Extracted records

———

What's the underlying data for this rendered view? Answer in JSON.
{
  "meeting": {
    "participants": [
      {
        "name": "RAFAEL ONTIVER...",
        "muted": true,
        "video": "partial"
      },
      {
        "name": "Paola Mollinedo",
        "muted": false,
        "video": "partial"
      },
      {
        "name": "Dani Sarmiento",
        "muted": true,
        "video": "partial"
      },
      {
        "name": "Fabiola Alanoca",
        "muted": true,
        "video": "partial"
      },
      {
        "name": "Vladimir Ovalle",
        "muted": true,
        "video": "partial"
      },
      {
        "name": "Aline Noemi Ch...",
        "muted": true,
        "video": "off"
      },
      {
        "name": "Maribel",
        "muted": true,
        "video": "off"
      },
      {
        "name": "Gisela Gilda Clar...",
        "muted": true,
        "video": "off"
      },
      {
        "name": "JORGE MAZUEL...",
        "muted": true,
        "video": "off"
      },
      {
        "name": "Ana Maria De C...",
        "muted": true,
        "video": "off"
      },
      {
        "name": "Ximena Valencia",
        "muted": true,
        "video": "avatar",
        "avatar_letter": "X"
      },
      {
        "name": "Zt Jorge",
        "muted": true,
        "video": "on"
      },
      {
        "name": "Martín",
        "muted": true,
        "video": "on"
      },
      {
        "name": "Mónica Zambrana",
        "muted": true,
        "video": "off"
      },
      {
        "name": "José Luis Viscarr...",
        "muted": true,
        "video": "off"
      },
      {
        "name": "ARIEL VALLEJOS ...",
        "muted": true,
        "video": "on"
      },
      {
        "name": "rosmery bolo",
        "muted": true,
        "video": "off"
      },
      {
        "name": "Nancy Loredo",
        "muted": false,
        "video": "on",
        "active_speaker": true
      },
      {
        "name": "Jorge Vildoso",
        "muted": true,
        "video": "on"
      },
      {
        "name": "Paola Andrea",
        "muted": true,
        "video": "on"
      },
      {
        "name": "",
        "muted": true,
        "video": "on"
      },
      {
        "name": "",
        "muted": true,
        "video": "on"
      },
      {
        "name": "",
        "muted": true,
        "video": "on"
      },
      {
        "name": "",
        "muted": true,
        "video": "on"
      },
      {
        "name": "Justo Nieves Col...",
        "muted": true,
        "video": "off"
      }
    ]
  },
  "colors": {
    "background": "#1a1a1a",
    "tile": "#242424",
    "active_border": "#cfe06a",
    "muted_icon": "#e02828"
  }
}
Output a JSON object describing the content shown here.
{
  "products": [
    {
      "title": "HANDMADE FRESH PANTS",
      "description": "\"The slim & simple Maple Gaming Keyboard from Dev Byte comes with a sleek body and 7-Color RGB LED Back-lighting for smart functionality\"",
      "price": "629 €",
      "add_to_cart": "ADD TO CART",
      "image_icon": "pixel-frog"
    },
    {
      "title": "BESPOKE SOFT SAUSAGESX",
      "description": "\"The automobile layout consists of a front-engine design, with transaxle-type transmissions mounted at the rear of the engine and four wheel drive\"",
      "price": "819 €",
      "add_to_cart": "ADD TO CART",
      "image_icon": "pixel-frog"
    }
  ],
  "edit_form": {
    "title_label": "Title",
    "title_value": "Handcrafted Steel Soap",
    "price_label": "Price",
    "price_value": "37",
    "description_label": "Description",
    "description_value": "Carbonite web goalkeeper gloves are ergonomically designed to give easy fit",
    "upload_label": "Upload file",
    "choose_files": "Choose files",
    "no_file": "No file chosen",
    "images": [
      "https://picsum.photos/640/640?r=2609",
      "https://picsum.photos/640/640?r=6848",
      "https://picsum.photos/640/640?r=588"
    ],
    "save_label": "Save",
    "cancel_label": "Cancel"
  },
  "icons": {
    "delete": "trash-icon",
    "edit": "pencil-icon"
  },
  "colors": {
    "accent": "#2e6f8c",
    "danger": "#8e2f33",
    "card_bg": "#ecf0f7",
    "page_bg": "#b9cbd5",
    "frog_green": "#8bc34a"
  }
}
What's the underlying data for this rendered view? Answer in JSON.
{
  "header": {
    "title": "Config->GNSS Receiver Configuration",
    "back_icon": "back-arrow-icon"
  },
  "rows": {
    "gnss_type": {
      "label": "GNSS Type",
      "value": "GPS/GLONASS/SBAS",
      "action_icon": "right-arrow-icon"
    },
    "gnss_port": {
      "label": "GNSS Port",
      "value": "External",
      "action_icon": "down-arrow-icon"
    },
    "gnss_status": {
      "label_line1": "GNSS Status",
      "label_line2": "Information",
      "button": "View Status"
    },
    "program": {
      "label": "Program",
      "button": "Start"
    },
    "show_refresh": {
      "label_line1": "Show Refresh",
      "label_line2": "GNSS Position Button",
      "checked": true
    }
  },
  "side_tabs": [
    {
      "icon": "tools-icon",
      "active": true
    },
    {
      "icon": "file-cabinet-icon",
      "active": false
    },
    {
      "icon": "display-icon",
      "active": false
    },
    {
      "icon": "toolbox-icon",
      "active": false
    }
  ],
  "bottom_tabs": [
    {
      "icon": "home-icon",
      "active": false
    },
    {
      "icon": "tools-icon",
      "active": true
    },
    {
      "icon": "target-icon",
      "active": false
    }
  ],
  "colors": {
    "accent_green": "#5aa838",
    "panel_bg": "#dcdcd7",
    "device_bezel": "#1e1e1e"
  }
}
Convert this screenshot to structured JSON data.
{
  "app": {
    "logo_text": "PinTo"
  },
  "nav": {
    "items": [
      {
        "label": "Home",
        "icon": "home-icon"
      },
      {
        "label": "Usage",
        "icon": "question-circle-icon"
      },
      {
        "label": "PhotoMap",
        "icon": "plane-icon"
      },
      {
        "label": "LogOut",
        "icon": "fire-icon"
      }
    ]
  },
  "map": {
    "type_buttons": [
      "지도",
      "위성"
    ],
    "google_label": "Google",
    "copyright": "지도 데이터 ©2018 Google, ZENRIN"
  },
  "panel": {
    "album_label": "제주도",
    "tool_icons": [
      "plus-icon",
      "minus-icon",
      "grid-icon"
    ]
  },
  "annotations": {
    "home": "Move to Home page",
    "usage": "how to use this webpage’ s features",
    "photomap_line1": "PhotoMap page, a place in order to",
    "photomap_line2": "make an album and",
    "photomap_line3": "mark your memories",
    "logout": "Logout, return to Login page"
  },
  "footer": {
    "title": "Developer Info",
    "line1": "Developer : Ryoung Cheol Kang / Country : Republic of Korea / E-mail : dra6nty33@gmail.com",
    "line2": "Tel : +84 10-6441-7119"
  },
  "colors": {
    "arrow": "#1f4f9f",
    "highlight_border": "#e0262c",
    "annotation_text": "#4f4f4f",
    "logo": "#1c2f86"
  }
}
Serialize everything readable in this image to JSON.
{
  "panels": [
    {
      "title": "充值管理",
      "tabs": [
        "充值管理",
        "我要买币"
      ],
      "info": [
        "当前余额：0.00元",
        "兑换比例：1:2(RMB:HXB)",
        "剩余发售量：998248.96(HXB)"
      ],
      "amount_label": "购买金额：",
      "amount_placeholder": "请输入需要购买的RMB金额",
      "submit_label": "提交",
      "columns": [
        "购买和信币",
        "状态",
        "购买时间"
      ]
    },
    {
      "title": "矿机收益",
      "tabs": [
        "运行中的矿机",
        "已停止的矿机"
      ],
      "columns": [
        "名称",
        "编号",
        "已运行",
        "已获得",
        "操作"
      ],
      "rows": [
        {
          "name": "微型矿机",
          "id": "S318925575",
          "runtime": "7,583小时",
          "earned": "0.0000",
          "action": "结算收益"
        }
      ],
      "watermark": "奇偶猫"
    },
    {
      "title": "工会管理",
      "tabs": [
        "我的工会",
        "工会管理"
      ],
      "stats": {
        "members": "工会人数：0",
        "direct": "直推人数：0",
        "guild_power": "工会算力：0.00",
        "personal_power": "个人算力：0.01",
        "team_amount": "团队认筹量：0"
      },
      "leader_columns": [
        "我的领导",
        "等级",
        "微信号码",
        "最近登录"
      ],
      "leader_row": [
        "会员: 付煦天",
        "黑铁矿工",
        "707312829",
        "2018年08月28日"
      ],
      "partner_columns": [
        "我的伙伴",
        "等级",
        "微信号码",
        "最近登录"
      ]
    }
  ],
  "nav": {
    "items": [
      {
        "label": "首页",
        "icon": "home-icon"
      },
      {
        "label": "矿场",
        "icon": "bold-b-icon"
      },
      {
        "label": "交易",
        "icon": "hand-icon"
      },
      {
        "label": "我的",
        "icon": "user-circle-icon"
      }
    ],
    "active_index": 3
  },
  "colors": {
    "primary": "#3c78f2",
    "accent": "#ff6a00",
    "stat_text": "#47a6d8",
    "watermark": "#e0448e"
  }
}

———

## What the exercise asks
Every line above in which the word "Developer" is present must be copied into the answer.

## Task solution
    "title": "Developer Info",
    "line1": "Developer : Ryoung Cheol Kang / Country : Republic of Korea / E-mail : dra6nty33@gmail.com",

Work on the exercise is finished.